▶ _RECORDS SHOWN_:
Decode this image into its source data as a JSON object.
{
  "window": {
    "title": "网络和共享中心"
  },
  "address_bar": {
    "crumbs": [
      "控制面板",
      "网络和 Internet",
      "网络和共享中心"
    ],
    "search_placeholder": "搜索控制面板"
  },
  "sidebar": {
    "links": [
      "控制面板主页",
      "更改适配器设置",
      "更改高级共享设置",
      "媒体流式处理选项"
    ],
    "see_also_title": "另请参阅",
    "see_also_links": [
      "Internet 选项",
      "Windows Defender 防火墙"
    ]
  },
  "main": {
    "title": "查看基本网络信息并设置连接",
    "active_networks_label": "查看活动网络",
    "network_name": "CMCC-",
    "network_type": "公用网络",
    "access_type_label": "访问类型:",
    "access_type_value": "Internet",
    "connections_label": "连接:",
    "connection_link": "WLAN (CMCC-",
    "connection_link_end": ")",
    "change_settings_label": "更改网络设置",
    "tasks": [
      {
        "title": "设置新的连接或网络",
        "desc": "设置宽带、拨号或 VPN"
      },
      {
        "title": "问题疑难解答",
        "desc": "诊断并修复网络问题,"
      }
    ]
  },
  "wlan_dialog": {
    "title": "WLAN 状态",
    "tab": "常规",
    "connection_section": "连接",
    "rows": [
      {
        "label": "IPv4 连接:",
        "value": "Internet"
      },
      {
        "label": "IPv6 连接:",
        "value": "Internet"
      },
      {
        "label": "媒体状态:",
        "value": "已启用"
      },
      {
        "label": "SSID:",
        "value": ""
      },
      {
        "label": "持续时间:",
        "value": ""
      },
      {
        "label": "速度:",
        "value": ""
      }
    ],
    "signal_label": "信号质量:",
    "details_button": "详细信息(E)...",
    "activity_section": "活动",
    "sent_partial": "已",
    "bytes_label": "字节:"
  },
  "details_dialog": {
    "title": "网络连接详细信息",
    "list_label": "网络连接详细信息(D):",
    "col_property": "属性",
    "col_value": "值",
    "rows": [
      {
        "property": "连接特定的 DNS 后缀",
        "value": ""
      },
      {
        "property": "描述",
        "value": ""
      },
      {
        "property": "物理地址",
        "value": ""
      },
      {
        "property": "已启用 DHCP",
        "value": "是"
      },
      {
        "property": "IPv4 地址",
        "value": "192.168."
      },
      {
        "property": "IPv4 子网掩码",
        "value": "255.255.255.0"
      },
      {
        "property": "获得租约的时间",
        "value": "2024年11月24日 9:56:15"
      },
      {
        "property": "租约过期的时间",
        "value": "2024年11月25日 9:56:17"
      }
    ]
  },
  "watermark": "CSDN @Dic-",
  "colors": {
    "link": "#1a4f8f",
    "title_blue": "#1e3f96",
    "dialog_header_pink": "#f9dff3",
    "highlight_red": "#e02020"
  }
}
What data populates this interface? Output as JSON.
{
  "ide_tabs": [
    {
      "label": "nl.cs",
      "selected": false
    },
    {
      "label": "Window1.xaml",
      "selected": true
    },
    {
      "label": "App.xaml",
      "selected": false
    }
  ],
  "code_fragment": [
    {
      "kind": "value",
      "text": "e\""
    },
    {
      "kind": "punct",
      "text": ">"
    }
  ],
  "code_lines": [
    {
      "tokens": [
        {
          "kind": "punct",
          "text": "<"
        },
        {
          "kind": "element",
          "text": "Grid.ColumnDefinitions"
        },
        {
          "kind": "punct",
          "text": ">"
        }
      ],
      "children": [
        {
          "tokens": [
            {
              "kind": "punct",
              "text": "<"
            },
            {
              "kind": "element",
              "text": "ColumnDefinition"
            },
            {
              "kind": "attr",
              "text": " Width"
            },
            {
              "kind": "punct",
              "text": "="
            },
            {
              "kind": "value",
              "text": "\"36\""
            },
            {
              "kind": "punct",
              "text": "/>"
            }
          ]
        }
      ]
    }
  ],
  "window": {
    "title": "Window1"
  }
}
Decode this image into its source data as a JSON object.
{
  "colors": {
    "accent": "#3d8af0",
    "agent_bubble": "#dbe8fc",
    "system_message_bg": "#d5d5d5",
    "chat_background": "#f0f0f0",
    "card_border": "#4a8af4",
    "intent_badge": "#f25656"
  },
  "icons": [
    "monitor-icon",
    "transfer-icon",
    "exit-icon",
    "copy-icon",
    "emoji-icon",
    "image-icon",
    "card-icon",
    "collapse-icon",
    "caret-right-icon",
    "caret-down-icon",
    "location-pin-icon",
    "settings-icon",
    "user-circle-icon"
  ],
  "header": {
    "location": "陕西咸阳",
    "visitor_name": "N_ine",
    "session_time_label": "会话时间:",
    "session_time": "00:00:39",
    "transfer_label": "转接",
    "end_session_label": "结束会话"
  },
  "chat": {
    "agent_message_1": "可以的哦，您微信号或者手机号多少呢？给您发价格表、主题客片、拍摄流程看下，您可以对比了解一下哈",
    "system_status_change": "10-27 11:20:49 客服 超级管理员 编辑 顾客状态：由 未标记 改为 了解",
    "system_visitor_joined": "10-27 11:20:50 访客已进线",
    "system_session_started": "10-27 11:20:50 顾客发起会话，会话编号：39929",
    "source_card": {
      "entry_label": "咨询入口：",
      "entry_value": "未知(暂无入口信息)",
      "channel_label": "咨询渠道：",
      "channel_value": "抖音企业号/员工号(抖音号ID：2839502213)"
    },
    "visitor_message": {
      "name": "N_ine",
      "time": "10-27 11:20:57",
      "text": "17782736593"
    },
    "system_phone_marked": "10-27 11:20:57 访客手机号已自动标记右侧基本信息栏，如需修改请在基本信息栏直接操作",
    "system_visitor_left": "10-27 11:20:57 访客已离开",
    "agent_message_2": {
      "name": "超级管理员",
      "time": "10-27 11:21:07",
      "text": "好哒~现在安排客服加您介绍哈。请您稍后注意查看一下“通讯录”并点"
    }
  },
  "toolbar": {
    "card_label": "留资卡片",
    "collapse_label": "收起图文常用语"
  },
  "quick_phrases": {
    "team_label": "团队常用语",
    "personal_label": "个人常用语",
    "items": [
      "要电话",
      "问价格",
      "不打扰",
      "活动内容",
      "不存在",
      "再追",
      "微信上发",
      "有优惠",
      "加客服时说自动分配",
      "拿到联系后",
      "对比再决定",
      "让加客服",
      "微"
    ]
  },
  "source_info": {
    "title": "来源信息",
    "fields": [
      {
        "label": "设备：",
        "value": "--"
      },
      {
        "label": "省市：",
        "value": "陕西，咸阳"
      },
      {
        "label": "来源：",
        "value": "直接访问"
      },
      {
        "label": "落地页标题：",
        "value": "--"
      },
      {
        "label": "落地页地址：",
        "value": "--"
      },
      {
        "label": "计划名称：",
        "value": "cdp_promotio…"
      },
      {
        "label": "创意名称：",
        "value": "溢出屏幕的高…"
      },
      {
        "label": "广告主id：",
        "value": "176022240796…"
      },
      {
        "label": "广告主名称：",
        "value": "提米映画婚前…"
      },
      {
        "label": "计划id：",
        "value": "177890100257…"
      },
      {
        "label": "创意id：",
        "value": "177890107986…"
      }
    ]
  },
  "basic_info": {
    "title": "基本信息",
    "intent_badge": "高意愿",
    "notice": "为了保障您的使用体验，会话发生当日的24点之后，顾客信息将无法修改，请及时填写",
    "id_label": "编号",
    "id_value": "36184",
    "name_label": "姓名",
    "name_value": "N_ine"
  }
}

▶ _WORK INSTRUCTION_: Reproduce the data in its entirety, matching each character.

▶ _RESULT FOR THIS TASK_:
Decode this image into its source data as a JSON object.
{
  "window": {
    "title": "网络和共享中心"
  },
  "address_bar": {
    "crumbs": [
      "控制面板",
      "网络和 Internet",
      "网络和共享中心"
    ],
    "search_placeholder": "搜索控制面板"
  },
  "sidebar": {
    "links": [
      "控制面板主页",
      "更改适配器设置",
      "更改高级共享设置",
      "媒体流式处理选项"
    ],
    "see_also_title": "另请参阅",
    "see_also_links": [
      "Internet 选项",
      "Windows Defender 防火墙"
    ]
  },
  "main": {
    "title": "查看基本网络信息并设置连接",
    "active_networks_label": "查看活动网络",
    "network_name": "CMCC-",
    "network_type": "公用网络",
    "access_type_label": "访问类型:",
    "access_type_value": "Internet",
    "connections_label": "连接:",
    "connection_link": "WLAN (CMCC-",
    "connection_link_end": ")",
    "change_settings_label": "更改网络设置",
    "tasks": [
      {
        "title": "设置新的连接或网络",
        "desc": "设置宽带、拨号或 VPN"
      },
      {
        "title": "问题疑难解答",
        "desc": "诊断并修复网络问题,"
      }
    ]
  },
  "wlan_dialog": {
    "title": "WLAN 状态",
    "tab": "常规",
    "connection_section": "连接",
    "rows": [
      {
        "label": "IPv4 连接:",
        "value": "Internet"
      },
      {
        "label": "IPv6 连接:",
        "value": "Internet"
      },
      {
        "label": "媒体状态:",
        "value": "已启用"
      },
      {
        "label": "SSID:",
        "value": ""
      },
      {
        "label": "持续时间:",
        "value": ""
      },
      {
        "label": "速度:",
        "value": ""
      }
    ],
    "signal_label": "信号质量:",
    "details_button": "详细信息(E)...",
    "activity_section": "活动",
    "sent_partial": "已",
    "bytes_label": "字节:"
  },
  "details_dialog": {
    "title": "网络连接详细信息",
    "list_label": "网络连接详细信息(D):",
    "col_property": "属性",
    "col_value": "值",
    "rows": [
      {
        "property": "连接特定的 DNS 后缀",
        "value": ""
      },
      {
        "property": "描述",
        "value": ""
      },
      {
        "property": "物理地址",
        "value": ""
      },
      {
        "property": "已启用 DHCP",
        "value": "是"
      },
      {
        "property": "IPv4 地址",
        "value": "192.168."
      },
      {
        "property": "IPv4 子网掩码",
        "value": "255.255.255.0"
      },
      {
        "property": "获得租约的时间",
        "value": "2024年11月24日 9:56:15"
      },
      {
        "property": "租约过期的时间",
        "value": "2024年11月25日 9:56:17"
      }
    ]
  },
  "watermark": "CSDN @Dic-",
  "colors": {
    "link": "#1a4f8f",
    "title_blue": "#1e3f96",
    "dialog_header_pink": "#f9dff3",
    "highlight_red": "#e02020"
  }
}
What data populates this interface? Output as JSON.
{
  "ide_tabs": [
    {
      "label": "nl.cs",
      "selected": false
    },
    {
      "label": "Window1.xaml",
      "selected": true
    },
    {
      "label": "App.xaml",
      "selected": false
    }
  ],
  "code_fragment": [
    {
      "kind": "value",
      "text": "e\""
    },
    {
      "kind": "punct",
      "text": ">"
    }
  ],
  "code_lines": [
    {
      "tokens": [
        {
          "kind": "punct",
          "text": "<"
        },
        {
          "kind": "element",
          "text": "Grid.ColumnDefinitions"
        },
        {
          "kind": "punct",
          "text": ">"
        }
      ],
      "children": [
        {
          "tokens": [
            {
              "kind": "punct",
              "text": "<"
            },
            {
              "kind": "element",
              "text": "ColumnDefinition"
            },
            {
              "kind": "attr",
              "text": " Width"
            },
            {
              "kind": "punct",
              "text": "="
            },
            {
              "kind": "value",
              "text": "\"36\""
            },
            {
              "kind": "punct",
              "text": "/>"
            }
          ]
        }
      ]
    }
  ],
  "window": {
    "title": "Window1"
  }
}
Decode this image into its source data as a JSON object.
{
  "colors": {
    "accent": "#3d8af0",
    "agent_bubble": "#dbe8fc",
    "system_message_bg": "#d5d5d5",
    "chat_background": "#f0f0f0",
    "card_border": "#4a8af4",
    "intent_badge": "#f25656"
  },
  "icons": [
    "monitor-icon",
    "transfer-icon",
    "exit-icon",
    "copy-icon",
    "emoji-icon",
    "image-icon",
    "card-icon",
    "collapse-icon",
    "caret-right-icon",
    "caret-down-icon",
    "location-pin-icon",
    "settings-icon",
    "user-circle-icon"
  ],
  "header": {
    "location": "陕西咸阳",
    "visitor_name": "N_ine",
    "session_time_label": "会话时间:",
    "session_time": "00:00:39",
    "transfer_label": "转接",
    "end_session_label": "结束会话"
  },
  "chat": {
    "agent_message_1": "可以的哦，您微信号或者手机号多少呢？给您发价格表、主题客片、拍摄流程看下，您可以对比了解一下哈",
    "system_status_change": "10-27 11:20:49 客服 超级管理员 编辑 顾客状态：由 未标记 改为 了解",
    "system_visitor_joined": "10-27 11:20:50 访客已进线",
    "system_session_started": "10-27 11:20:50 顾客发起会话，会话编号：39929",
    "source_card": {
      "entry_label": "咨询入口：",
      "entry_value": "未知(暂无入口信息)",
      "channel_label": "咨询渠道：",
      "channel_value": "抖音企业号/员工号(抖音号ID：2839502213)"
    },
    "visitor_message": {
      "name": "N_ine",
      "time": "10-27 11:20:57",
      "text": "17782736593"
    },
    "system_phone_marked": "10-27 11:20:57 访客手机号已自动标记右侧基本信息栏，如需修改请在基本信息栏直接操作",
    "system_visitor_left": "10-27 11:20:57 访客已离开",
    "agent_message_2": {
      "name": "超级管理员",
      "time": "10-27 11:21:07",
      "text": "好哒~现在安排客服加您介绍哈。请您稍后注意查看一下“通讯录”并点"
    }
  },
  "toolbar": {
    "card_label": "留资卡片",
    "collapse_label": "收起图文常用语"
  },
  "quick_phrases": {
    "team_label": "团队常用语",
    "personal_label": "个人常用语",
    "items": [
      "要电话",
      "问价格",
      "不打扰",
      "活动内容",
      "不存在",
      "再追",
      "微信上发",
      "有优惠",
      "加客服时说自动分配",
      "拿到联系后",
      "对比再决定",
      "让加客服",
      "微"
    ]
  },
  "source_info": {
    "title": "来源信息",
    "fields": [
      {
        "label": "设备：",
        "value": "--"
      },
      {
        "label": "省市：",
        "value": "陕西，咸阳"
      },
      {
        "label": "来源：",
        "value": "直接访问"
      },
      {
        "label": "落地页标题：",
        "value": "--"
      },
      {
        "label": "落地页地址：",
        "value": "--"
      },
      {
        "label": "计划名称：",
        "value": "cdp_promotio…"
      },
      {
        "label": "创意名称：",
        "value": "溢出屏幕的高…"
      },
      {
        "label": "广告主id：",
        "value": "176022240796…"
      },
      {
        "label": "广告主名称：",
        "value": "提米映画婚前…"
      },
      {
        "label": "计划id：",
        "value": "177890100257…"
      },
      {
        "label": "创意id：",
        "value": "177890107986…"
      }
    ]
  },
  "basic_info": {
    "title": "基本信息",
    "intent_badge": "高意愿",
    "notice": "为了保障您的使用体验，会话发生当日的24点之后，顾客信息将无法修改，请及时填写",
    "id_label": "编号",
    "id_value": "36184",
    "name_label": "姓名",
    "name_value": "N_ine"
  }
}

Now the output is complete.